_Data to examine_
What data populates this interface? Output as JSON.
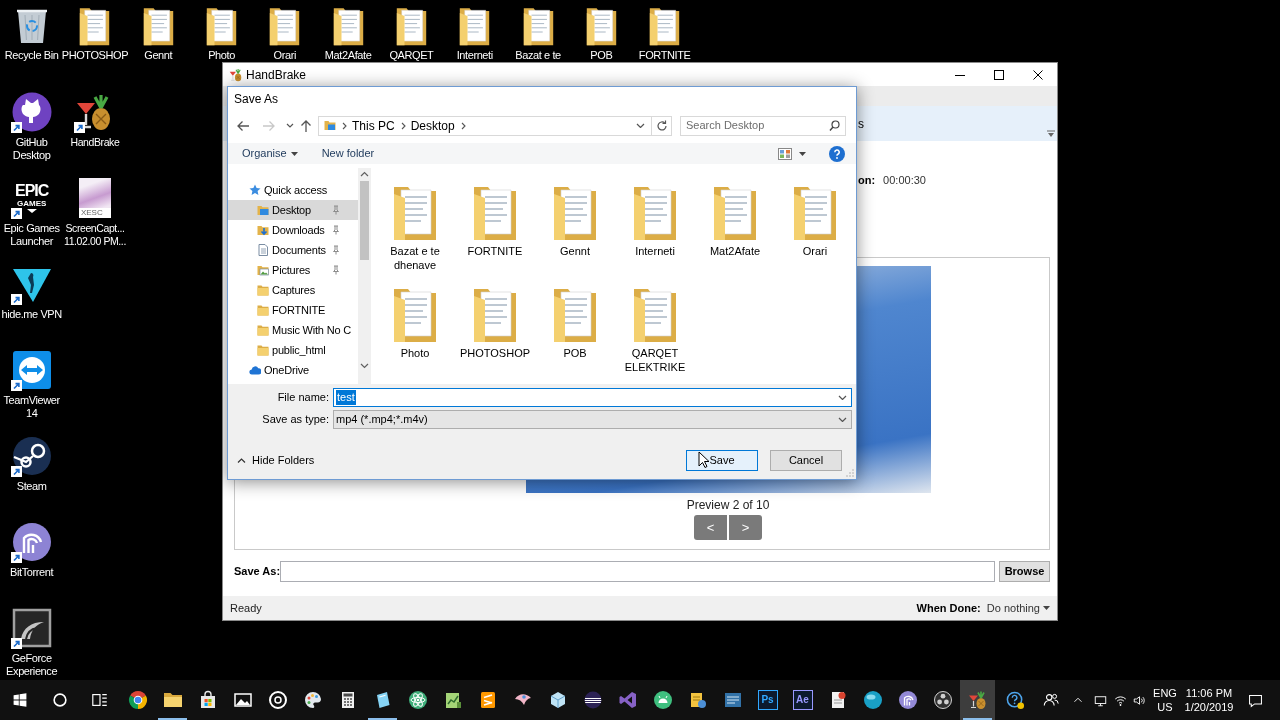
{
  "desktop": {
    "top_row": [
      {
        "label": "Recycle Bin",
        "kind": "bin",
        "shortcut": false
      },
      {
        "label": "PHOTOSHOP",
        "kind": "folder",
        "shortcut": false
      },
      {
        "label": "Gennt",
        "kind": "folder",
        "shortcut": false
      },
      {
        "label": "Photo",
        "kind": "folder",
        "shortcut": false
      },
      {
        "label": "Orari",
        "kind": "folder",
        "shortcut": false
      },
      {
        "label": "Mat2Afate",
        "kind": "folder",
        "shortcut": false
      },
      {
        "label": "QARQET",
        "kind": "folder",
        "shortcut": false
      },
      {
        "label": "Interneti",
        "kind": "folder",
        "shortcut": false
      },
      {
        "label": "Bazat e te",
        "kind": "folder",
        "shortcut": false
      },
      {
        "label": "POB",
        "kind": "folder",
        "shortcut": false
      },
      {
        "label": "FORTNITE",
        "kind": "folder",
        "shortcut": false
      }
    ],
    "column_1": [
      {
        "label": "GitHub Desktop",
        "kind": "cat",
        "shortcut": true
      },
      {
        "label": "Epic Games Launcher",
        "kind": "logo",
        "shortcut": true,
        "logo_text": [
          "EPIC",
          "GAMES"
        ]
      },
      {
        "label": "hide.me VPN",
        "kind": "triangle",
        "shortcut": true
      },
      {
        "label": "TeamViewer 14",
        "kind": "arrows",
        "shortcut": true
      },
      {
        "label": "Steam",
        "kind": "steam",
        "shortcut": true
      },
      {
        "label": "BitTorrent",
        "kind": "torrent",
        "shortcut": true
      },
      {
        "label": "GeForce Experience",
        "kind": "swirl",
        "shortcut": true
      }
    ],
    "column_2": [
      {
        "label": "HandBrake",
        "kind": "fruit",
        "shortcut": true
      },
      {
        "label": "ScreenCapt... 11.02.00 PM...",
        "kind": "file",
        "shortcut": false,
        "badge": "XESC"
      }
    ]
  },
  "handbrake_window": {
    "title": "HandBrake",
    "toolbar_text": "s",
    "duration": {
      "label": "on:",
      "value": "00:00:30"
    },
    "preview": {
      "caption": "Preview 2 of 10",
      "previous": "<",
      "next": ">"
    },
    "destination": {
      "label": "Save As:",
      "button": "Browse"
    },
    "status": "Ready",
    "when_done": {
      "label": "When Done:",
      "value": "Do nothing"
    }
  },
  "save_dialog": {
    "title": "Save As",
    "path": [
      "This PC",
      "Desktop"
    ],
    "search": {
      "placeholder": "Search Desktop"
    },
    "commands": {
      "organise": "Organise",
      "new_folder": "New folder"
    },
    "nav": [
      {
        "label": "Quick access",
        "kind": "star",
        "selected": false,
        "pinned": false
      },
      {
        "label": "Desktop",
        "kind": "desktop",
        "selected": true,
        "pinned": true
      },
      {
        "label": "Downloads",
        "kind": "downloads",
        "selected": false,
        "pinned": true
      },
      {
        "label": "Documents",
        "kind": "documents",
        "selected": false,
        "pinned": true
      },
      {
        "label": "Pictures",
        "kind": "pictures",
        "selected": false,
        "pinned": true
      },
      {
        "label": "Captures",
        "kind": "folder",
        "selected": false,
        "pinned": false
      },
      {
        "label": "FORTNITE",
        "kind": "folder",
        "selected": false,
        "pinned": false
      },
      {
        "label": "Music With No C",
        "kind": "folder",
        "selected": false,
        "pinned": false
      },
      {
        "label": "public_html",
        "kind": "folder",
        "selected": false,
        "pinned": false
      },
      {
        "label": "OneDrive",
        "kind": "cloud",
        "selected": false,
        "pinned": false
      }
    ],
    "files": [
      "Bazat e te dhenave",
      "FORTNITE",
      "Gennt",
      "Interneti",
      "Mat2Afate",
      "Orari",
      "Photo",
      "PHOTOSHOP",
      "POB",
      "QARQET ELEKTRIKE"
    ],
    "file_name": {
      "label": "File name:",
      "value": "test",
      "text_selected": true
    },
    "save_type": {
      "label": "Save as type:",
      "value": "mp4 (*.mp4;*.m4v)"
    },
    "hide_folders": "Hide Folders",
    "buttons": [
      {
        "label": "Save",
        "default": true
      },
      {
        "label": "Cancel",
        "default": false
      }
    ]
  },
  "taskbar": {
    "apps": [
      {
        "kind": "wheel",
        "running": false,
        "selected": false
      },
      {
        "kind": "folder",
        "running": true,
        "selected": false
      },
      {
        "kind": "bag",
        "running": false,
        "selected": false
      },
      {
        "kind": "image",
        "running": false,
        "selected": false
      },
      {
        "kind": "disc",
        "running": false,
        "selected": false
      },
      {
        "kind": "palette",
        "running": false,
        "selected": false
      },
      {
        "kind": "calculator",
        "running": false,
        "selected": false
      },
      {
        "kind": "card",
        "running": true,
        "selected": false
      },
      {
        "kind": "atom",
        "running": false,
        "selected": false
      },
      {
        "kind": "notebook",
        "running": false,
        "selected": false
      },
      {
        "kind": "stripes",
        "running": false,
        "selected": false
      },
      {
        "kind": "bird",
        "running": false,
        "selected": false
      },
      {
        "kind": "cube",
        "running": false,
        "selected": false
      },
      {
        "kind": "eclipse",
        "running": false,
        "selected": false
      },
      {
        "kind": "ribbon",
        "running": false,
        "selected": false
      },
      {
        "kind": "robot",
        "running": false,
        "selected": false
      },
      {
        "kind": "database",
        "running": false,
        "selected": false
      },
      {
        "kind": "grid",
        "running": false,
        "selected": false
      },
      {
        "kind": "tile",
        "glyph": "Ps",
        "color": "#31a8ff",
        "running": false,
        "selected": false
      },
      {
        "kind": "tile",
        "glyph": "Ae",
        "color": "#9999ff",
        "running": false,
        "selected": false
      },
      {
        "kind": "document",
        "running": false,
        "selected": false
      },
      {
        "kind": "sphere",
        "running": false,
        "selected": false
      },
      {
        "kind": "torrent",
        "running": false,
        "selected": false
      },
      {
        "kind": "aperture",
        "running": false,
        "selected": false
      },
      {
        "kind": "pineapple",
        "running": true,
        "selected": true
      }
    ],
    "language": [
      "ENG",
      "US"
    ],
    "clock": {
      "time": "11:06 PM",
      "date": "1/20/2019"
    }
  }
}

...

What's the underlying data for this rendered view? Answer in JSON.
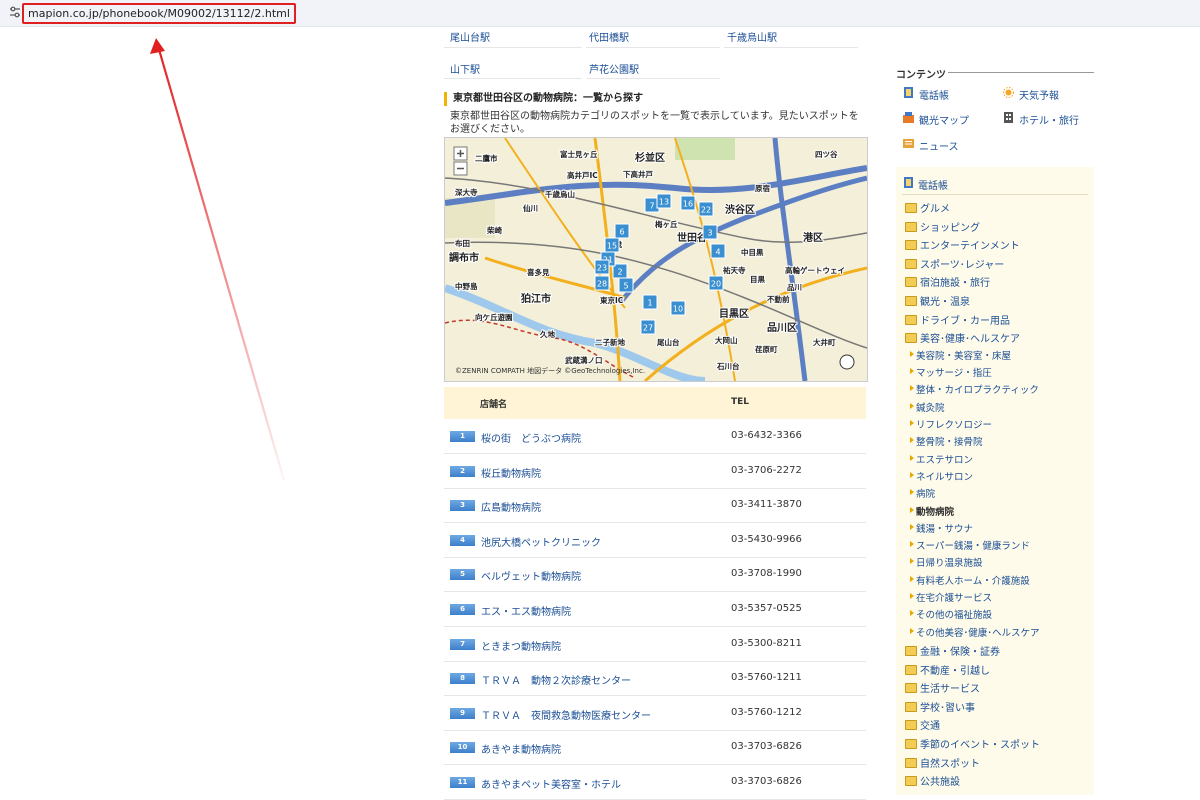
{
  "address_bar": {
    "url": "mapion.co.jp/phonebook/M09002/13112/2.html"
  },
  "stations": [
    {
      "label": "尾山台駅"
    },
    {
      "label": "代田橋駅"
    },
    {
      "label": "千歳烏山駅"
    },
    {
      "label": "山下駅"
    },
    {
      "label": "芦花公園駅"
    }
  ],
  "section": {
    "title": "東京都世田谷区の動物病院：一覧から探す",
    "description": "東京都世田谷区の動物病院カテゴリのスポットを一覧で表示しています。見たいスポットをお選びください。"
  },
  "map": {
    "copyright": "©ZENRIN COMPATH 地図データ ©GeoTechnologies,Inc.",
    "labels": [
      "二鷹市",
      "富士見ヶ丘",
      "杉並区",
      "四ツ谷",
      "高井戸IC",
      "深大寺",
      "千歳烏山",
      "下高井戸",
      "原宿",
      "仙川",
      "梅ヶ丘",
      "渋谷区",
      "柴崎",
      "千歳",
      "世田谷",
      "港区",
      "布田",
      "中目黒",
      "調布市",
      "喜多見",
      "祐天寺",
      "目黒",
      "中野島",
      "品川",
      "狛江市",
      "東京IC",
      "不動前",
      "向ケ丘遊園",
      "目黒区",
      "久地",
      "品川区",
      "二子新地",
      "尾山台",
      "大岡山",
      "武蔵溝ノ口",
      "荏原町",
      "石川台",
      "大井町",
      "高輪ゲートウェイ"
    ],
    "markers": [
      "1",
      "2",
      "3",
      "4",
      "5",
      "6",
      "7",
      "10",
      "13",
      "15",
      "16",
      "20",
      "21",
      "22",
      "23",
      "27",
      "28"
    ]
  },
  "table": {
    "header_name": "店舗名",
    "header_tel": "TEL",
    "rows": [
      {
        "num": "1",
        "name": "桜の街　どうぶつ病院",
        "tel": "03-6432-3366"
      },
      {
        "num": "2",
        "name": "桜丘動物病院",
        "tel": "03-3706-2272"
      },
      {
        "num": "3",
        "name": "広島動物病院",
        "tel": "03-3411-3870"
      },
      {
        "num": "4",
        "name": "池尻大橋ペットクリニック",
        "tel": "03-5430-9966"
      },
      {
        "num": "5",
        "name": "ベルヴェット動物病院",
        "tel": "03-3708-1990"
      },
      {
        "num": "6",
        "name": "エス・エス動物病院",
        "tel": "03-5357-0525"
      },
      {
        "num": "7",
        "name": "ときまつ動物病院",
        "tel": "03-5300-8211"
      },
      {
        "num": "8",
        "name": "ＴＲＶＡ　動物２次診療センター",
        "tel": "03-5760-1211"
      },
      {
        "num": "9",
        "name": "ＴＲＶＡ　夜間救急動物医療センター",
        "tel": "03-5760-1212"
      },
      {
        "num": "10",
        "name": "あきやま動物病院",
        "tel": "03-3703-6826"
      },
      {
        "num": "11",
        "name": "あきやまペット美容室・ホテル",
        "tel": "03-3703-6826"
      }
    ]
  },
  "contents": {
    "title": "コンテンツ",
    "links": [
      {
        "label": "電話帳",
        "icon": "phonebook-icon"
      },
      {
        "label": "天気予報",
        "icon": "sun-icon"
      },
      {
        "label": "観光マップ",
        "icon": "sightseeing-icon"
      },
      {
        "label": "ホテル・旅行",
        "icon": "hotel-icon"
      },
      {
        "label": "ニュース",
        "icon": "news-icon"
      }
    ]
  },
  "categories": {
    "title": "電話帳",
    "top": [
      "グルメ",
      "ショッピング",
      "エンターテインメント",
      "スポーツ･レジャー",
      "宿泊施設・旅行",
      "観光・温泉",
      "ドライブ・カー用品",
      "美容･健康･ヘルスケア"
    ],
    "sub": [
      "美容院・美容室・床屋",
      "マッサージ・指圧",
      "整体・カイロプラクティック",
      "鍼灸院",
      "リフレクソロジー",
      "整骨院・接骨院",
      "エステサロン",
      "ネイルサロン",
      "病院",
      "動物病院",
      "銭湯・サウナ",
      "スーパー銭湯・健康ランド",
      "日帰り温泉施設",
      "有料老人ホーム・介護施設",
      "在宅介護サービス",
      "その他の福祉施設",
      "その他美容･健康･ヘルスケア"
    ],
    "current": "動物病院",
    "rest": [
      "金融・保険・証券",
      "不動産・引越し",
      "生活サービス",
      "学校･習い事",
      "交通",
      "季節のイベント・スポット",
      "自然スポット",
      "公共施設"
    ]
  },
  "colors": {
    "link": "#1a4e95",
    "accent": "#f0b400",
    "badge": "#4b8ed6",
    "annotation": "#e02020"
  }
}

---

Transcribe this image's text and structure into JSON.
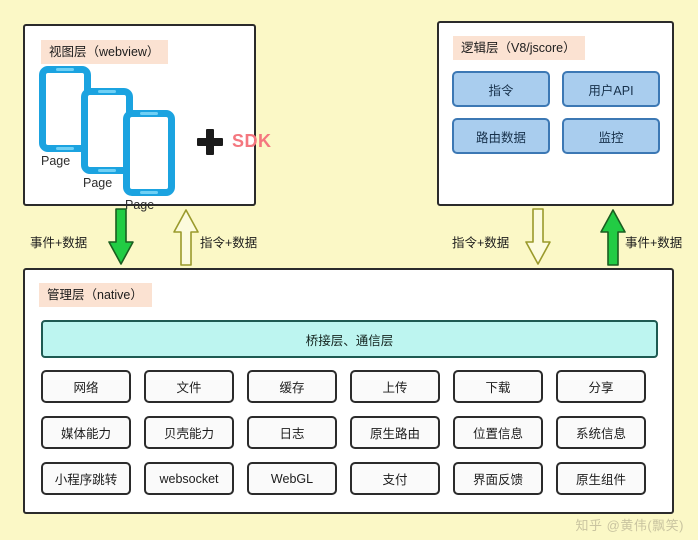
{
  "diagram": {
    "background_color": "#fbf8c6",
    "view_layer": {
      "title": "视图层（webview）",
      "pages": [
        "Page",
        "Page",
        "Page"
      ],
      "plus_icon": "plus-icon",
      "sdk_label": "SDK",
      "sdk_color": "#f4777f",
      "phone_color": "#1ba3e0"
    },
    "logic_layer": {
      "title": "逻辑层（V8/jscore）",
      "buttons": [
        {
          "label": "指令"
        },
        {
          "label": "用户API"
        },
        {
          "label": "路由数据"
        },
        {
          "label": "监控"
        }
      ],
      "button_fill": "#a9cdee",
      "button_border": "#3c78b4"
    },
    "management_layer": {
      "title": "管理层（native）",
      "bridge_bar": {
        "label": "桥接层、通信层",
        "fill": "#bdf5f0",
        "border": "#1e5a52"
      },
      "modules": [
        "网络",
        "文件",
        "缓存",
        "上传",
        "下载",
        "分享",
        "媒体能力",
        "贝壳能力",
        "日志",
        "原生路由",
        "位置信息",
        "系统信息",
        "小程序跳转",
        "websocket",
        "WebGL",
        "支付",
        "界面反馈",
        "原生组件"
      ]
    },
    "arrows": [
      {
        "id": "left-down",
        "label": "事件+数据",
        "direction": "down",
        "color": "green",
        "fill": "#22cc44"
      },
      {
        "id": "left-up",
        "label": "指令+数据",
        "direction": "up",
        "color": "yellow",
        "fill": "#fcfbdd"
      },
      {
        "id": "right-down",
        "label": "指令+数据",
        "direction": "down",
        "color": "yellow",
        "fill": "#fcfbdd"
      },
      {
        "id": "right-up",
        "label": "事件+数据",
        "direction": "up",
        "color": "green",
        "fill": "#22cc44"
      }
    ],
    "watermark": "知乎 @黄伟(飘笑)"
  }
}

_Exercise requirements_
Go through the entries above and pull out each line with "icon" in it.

_Exercise answer_
        "icon": "phonebook-icon"
        "icon": "sun-icon"
        "icon": "sightseeing-icon"
        "icon": "hotel-icon"
        "icon": "news-icon"
      "plus_icon": "plus-icon",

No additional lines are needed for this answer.